Proposed US law to create hurdle for Iran gas pipeline

Discussion in 'World Affairs' started by Introvert, Mar 8, 2007.

  1. Introvert

    Introvert FULL MEMBER

    Dec 28, 2006
    +2 / 400 / -0
    Proposed US law to create hurdle for Iran gas pipeline

    By Anwar Iqbal

    WASHINGTON, March 7: A proposed US law, aimed at punishing oil companies that deal with Iran, will make it even more difficult to construct the Iran-Pakistan-India gas pipeline.

    The chairman of the US House Foreign Affairs Committee said on Tuesday he was introducing legislation that would strengthen the Iran Sanctions Act and would require the Bush administration to sanction any company with deals worth more than $20 million with Iran.

    If passed, the bill would prevent international investors from financing the pipeline and could also lead to punitive action against Pakistan and India if they go ahead with the proposed, multi-billion dollar project for bringing Iranian gas to South Asia.

    The Bush administration has used its authority to waive implementation of the sanctions act for 20 years, allowing America’s European allies to invest in the Iranian oil industry. The proposed law would force the administration to sanction those European firms that do business with Tehran.
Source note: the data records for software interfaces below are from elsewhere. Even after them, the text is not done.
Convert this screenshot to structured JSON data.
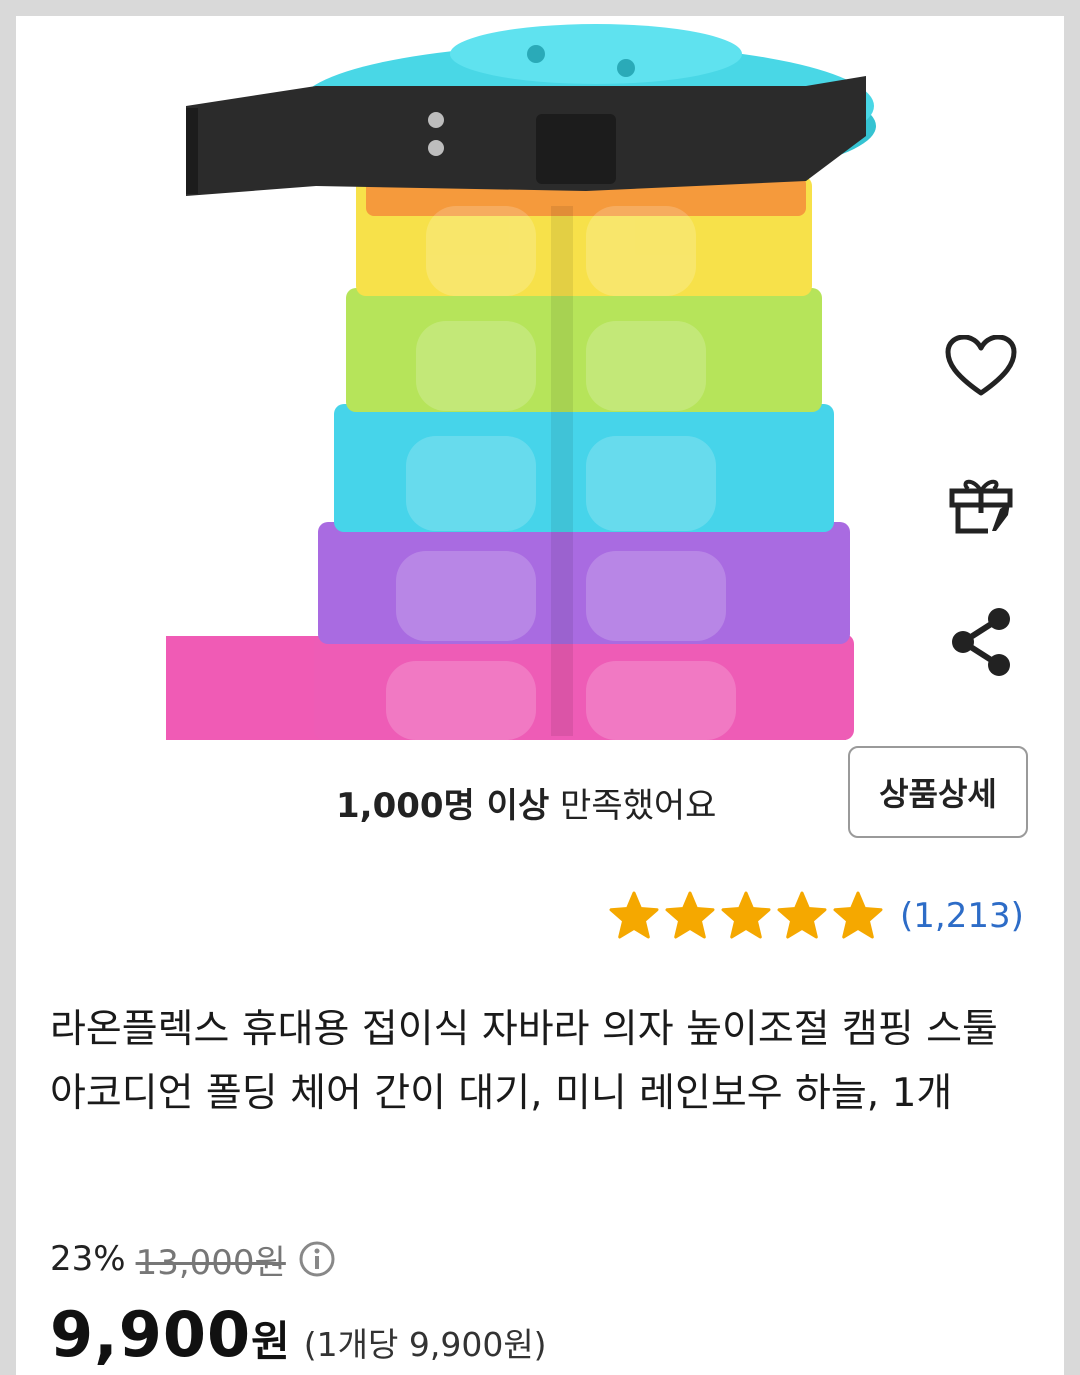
{
  "product": {
    "image_alt": "rainbow folding stool",
    "satisfaction_bold": "1,000명 이상",
    "satisfaction_rest": "만족했어요",
    "detail_button": "상품상세",
    "rating_stars": 5,
    "review_count": "(1,213)",
    "title": "라온플렉스 휴대용 접이식 자바라 의자 높이조절 캠핑 스툴 아코디언 폴딩 체어 간이 대기, 미니 레인보우 하늘, 1개"
  },
  "price": {
    "discount": "23%",
    "original": "13,000원",
    "current": "9,900",
    "current_suffix": "원",
    "unit_price": "(1개당 9,900원)"
  },
  "side_actions": {
    "icons": [
      "heart-icon",
      "gift-icon",
      "share-icon"
    ]
  },
  "colors": {
    "star": "#f5a800",
    "link": "#2d6cc7",
    "stool_layers": [
      "#f7e24a",
      "#b8e65a",
      "#46d3e8",
      "#a86be0",
      "#f05bb5"
    ],
    "seat": "#3fd3e0",
    "strap": "#2b2b2b"
  }
}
    While the US has imposed various sanctions against US companies doing business with Iran since the 1979 Iranian revolution, the 1996 Iran-Libya Sanctions Act was the first attempt to penalize foreign companies.

    The law was renamed the Iran Sanctions Act after the US restored diplomatic relations with Libya.

    Although the Bush administration says it is using all possible means to pressure Iran into halting its alleged nuclear weapons programme, the new Democrat-controlled Congress feels that it is not doing enough and is seeking to hit Tehran where it hurts most, its oil revenues.

    As the Organisation of Petroleum Exporting Countries’ second-largest producer, almost 60 per cent of Iran’s revenues are derived from oil.

    If passed, the new legislation would sanction companies such as Royal Dutch Shell, Repsol, Statoil, Norsk Hydro ASA, Australia LNG, and China's National Offshore Oil Corporation that are preparing to sign several major oil and gas deals.

    Shell and Spain's Repsol signed in January a preliminary $10 billion agreement with the Iranian government to develop two phases of the huge South Pars gas field. Many other companies are mulling Iran's offers of onshore and offshore blocks for development of hydrocarbons.

    US Undersecretary of State for Political Affairs Nicholas Burns told the House committee that the administration wasn't in favour of using the Iran Sanctions act because it might erode the international consensus developing at the Security Council and because it would create difficult trade relationships with allies. Russia and China -- both of which have national companies examining multi-billion dollar oil and gas projects in Iran -- are two key votes that are needed in the council for tougher UN sanctions against Iran.

    Mr Burns said: "All of our allies are trading with Iran. What we are trying to do is to convince them that they need to act in their national interest to stop that business-as-usual approach."

    Instead of energy, the Bush administration has been focusing its economic-sanction efforts against the financial sector.

    The US Treasury recently created the terrorism financial intelligence team, which has been able to persuade major banks such as Credit Suisse and HSBC to stop their financial interactions with Iranian banks. The Treasury also has prohibited US dollar interactions with two Iranian banks it linked to terrorism and supporting the regime attempting to build a nuclear bomb.

    In February, the Foreign Affairs Committee passed an amendment to the Iran Sanctions Act that would include petrochemical and liquefied natural gas companies, and cover subsidiaries of US companies.